Low cost Zeolite adsorbents
What are zeolites?
Zeolites are hydrated microporous, silica-oxygen-alumina tetrahedral structures with varying applications in many fields. Zeolites can be naturally occurring or synthesized. Natural zeolites offer only a limited range of atomic structures and properties which prevents large scale use due to stringent product specifications. Synthetic zeolites, on the other hand offer a wide range of properties but have higher cost. Synthetic zeolites have high end applications in the industry such as desiccants, adsorbents, molecular sieves, ion exchangers, catalysts and detergent builders while natural zeolites can be advantageously used for bulk applications due to low cost.

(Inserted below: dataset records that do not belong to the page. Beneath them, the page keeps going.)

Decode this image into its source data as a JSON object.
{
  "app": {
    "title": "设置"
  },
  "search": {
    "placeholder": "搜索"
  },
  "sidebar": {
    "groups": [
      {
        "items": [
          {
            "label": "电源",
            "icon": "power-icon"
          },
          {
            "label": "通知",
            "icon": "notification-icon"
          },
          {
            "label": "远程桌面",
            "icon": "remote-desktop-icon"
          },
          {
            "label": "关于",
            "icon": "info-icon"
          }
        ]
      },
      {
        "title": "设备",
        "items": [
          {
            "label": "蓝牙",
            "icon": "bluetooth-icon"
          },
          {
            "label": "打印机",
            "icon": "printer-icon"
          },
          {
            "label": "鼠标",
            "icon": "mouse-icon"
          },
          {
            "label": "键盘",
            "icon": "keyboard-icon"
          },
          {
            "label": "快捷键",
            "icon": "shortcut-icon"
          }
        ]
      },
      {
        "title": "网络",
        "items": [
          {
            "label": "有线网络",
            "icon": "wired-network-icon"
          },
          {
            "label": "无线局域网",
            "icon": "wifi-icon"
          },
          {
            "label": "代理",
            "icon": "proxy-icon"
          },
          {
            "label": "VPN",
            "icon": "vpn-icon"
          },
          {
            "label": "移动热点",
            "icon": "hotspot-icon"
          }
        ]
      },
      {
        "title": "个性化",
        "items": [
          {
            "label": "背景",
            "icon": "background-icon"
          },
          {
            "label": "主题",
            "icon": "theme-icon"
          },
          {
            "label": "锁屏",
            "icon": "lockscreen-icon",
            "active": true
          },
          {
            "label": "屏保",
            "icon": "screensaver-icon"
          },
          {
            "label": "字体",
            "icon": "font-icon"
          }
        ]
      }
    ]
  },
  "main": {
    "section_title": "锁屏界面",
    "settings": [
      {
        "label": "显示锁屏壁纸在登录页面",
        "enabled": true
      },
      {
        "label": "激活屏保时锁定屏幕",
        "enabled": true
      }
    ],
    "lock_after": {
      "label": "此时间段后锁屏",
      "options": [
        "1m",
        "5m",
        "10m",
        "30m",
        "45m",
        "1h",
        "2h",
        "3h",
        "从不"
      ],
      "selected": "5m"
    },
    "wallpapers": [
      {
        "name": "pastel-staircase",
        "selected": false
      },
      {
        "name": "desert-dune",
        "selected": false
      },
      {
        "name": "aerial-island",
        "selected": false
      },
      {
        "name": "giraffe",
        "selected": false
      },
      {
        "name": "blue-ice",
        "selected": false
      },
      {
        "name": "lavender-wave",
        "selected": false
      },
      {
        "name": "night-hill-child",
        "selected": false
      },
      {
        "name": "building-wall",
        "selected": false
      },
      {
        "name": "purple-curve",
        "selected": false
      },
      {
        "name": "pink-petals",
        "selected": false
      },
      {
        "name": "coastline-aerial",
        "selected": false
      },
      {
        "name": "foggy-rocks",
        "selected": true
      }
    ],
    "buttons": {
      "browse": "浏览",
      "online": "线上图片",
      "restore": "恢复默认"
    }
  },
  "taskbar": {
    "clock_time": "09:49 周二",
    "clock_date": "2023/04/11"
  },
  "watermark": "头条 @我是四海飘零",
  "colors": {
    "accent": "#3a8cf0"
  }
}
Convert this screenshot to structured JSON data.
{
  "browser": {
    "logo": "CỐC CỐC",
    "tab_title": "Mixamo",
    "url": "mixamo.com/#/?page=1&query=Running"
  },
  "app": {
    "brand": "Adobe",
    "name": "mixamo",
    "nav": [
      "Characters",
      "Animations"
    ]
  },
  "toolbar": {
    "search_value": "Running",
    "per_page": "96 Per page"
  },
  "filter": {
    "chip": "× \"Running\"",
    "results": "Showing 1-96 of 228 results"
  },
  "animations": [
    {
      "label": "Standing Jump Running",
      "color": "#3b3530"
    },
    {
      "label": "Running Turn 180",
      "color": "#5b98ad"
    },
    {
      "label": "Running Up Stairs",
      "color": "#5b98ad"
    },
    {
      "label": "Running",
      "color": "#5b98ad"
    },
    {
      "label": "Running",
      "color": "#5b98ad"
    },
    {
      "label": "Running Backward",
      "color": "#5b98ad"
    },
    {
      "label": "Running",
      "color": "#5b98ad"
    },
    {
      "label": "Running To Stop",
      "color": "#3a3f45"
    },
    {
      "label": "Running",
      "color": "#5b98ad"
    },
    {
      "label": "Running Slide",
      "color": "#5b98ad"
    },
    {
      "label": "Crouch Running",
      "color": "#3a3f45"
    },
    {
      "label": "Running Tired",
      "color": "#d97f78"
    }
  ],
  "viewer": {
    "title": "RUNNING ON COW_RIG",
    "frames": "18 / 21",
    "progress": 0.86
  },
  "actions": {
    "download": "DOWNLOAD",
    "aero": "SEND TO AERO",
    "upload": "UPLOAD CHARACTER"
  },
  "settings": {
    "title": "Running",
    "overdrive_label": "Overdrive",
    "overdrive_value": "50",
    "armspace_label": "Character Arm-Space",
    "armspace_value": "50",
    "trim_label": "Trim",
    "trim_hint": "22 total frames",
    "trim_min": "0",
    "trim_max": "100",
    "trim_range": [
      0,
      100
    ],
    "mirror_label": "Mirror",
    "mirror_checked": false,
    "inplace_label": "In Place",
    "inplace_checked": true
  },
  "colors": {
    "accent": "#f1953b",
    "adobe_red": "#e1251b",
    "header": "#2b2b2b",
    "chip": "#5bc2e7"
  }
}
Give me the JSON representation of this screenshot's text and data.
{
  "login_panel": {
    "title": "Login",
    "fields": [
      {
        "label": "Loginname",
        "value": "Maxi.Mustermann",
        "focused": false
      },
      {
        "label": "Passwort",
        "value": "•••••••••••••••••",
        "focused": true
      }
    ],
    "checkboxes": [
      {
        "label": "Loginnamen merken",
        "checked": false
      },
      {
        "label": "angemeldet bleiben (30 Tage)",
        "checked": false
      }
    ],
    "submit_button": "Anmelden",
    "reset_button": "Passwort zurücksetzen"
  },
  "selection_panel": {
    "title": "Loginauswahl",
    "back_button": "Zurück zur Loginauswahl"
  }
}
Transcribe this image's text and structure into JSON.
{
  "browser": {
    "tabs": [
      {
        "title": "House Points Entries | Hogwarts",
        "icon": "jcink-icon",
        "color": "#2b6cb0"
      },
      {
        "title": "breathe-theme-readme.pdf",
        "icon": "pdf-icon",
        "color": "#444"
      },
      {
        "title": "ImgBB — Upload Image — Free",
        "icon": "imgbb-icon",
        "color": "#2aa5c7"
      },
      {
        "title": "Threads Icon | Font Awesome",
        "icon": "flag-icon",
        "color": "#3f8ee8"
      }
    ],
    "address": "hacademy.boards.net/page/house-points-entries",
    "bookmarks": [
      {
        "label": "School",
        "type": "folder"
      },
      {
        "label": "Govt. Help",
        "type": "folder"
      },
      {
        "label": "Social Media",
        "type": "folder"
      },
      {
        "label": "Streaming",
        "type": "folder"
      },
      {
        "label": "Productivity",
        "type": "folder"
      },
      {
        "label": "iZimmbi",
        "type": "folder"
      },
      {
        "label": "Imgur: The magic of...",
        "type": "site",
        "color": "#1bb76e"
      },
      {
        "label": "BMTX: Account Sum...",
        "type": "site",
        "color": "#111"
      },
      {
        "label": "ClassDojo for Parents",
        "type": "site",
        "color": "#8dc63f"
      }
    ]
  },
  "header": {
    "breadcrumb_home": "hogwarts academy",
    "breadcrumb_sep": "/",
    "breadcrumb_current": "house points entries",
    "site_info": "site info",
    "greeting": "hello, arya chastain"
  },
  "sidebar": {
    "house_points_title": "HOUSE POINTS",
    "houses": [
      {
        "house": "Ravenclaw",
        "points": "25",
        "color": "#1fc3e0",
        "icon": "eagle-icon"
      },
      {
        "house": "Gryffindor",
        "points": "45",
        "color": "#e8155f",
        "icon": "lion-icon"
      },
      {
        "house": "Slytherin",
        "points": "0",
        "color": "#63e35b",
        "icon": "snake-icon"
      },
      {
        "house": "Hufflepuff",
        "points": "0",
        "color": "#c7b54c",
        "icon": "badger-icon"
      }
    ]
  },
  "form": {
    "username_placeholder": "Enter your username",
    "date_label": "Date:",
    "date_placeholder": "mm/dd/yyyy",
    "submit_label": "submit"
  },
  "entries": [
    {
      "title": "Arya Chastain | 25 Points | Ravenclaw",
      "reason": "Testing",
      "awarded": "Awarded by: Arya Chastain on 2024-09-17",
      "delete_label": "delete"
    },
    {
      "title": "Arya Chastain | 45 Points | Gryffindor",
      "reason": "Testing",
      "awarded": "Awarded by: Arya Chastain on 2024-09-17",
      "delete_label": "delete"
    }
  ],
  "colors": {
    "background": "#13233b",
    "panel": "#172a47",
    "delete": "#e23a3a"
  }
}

The empirical representation of aluminosilicate zeolites is where M is the charge compensating cation with valency n. These cations belong to the family of alkali and alkaline earth elements. The ratio x/y can have a value of 1 to infinity and z represents the number of water molecules that can be adsorbed or desorbed in the pores. The bears a net negative charge which is balanced by an extra-framework univalent cation. The cations and the water molecules occupy the many intracrystalline channels and the interconnected voids present in the framework. These molecules have considerable mobility. Ion exchange thus becomes easy for the cations and the water molecules can be removed reversibly with the application of heat. The host structure has many micropores and voids which account for almost 50% of the crystal volume. The zeolite framework is a little flexible as the size and shape of the pore can change corresponding with the particular guest species present in the pore. Figure 1 shows the framework of zeolite Y.
Why papermaking techniques to create zeolite laminate structures?
The use of papermaking techniques to create structured adsorbents is an important new area of zeolite application. Current adsorbent structures such as beads and pellets have high mass transfer resistance and pressure drop while pre-formed monolith structures have a high cost associated with their preparation and low adsorbent loading present in the structure. Papermaking is a highly developed field, the methods of which may be used in creating thin, high density adsorbent sheets that will improve mass transfer and have a reduced pressure drop. The preparation of zeolite filled sheets is made much easier as they already play a role in the paper industry as fillers and retention aids in areas where natural zeolite is available in abundance. SEM of a zeolite laminate structure is shown in Figure 2.